**Work instruction**
Return each record unchanged and drop the images.

[Collected data entries]
:::

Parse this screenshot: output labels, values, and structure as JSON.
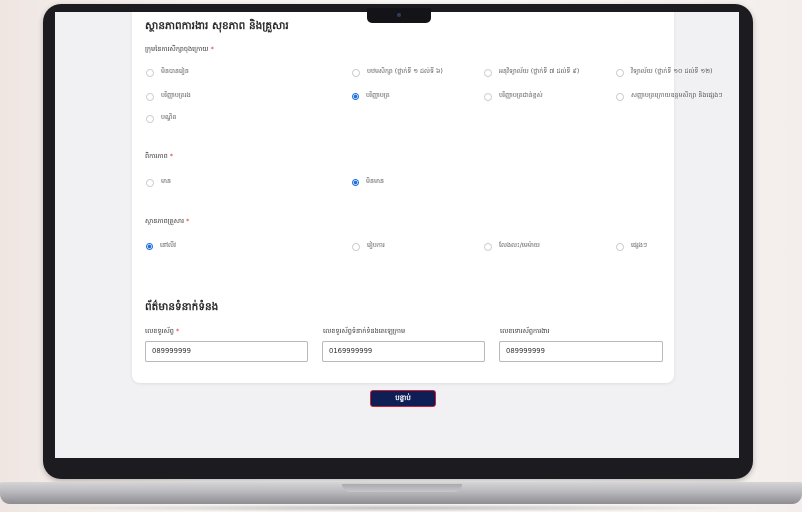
{
  "form": {
    "health_section_title": "ស្ថានភាពការងារ សុខភាព និងគ្រួសារ",
    "education": {
      "label": "ក្រុមនៃការសិក្សាចុងក្រោយ",
      "required_mark": "*",
      "options": [
        {
          "label": "មិនបានរៀន",
          "selected": false
        },
        {
          "label": "បឋមសិក្សា (ថ្នាក់ទី ១ ដល់ទី ៦)",
          "selected": false
        },
        {
          "label": "អនុវិទ្យាល័យ (ថ្នាក់ទី ៧ ដល់ទី ៩)",
          "selected": false
        },
        {
          "label": "វិទ្យាល័យ (ថ្នាក់ទី ១០ ដល់ទី ១២)",
          "selected": false
        },
        {
          "label": "បរិញ្ញាបត្ររង",
          "selected": false
        },
        {
          "label": "បរិញ្ញាបត្រ",
          "selected": true
        },
        {
          "label": "បរិញ្ញាបត្រជាន់ខ្ពស់",
          "selected": false
        },
        {
          "label": "សញ្ញាបត្រក្រោយឧត្តមសិក្សា និងផ្សេងៗ",
          "selected": false
        },
        {
          "label": "បណ្ឌិត",
          "selected": false
        }
      ]
    },
    "disability": {
      "label": "ពិការភាព",
      "required_mark": "*",
      "options": [
        {
          "label": "មាន",
          "selected": false
        },
        {
          "label": "មិនមាន",
          "selected": true
        }
      ]
    },
    "marital": {
      "label": "ស្ថានភាពគ្រួសារ",
      "required_mark": "*",
      "options": [
        {
          "label": "នៅលីវ",
          "selected": true
        },
        {
          "label": "រៀបការ",
          "selected": false
        },
        {
          "label": "លែងលះ/មេម៉ាយ",
          "selected": false
        },
        {
          "label": "ផ្សេងៗ",
          "selected": false
        }
      ]
    },
    "contact_section_title": "ព័ត៌មានទំនាក់ទំនង",
    "contact": {
      "phone": {
        "label": "លេខទូរស័ព្ទ",
        "required_mark": "*",
        "value": "089999999"
      },
      "telegram": {
        "label": "លេខទូរស័ព្ទទំនាក់ទំនងតេឡេក្រាម",
        "value": "0169999999"
      },
      "other_phone": {
        "label": "លេខទោរស័ព្ទការងារ",
        "value": "089999999"
      }
    }
  },
  "next_button_label": "បន្ទាប់",
  "colors": {
    "accent": "#1d6fe0",
    "button_bg": "#0f1f55",
    "button_border": "#c42436",
    "required": "#d3362b"
  }
}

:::

**Result of the task**
Parse this screenshot: output labels, values, and structure as JSON.
{
  "form": {
    "health_section_title": "ស្ថានភាពការងារ សុខភាព និងគ្រួសារ",
    "education": {
      "label": "ក្រុមនៃការសិក្សាចុងក្រោយ",
      "required_mark": "*",
      "options": [
        {
          "label": "មិនបានរៀន",
          "selected": false
        },
        {
          "label": "បឋមសិក្សា (ថ្នាក់ទី ១ ដល់ទី ៦)",
          "selected": false
        },
        {
          "label": "អនុវិទ្យាល័យ (ថ្នាក់ទី ៧ ដល់ទី ៩)",
          "selected": false
        },
        {
          "label": "វិទ្យាល័យ (ថ្នាក់ទី ១០ ដល់ទី ១២)",
          "selected": false
        },
        {
          "label": "បរិញ្ញាបត្ររង",
          "selected": false
        },
        {
          "label": "បរិញ្ញាបត្រ",
          "selected": true
        },
        {
          "label": "បរិញ្ញាបត្រជាន់ខ្ពស់",
          "selected": false
        },
        {
          "label": "សញ្ញាបត្រក្រោយឧត្តមសិក្សា និងផ្សេងៗ",
          "selected": false
        },
        {
          "label": "បណ្ឌិត",
          "selected": false
        }
      ]
    },
    "disability": {
      "label": "ពិការភាព",
      "required_mark": "*",
      "options": [
        {
          "label": "មាន",
          "selected": false
        },
        {
          "label": "មិនមាន",
          "selected": true
        }
      ]
    },
    "marital": {
      "label": "ស្ថានភាពគ្រួសារ",
      "required_mark": "*",
      "options": [
        {
          "label": "នៅលីវ",
          "selected": true
        },
        {
          "label": "រៀបការ",
          "selected": false
        },
        {
          "label": "លែងលះ/មេម៉ាយ",
          "selected": false
        },
        {
          "label": "ផ្សេងៗ",
          "selected": false
        }
      ]
    },
    "contact_section_title": "ព័ត៌មានទំនាក់ទំនង",
    "contact": {
      "phone": {
        "label": "លេខទូរស័ព្ទ",
        "required_mark": "*",
        "value": "089999999"
      },
      "telegram": {
        "label": "លេខទូរស័ព្ទទំនាក់ទំនងតេឡេក្រាម",
        "value": "0169999999"
      },
      "other_phone": {
        "label": "លេខទោរស័ព្ទការងារ",
        "value": "089999999"
      }
    }
  },
  "next_button_label": "បន្ទាប់",
  "colors": {
    "accent": "#1d6fe0",
    "button_bg": "#0f1f55",
    "button_border": "#c42436",
    "required": "#d3362b"
  }
}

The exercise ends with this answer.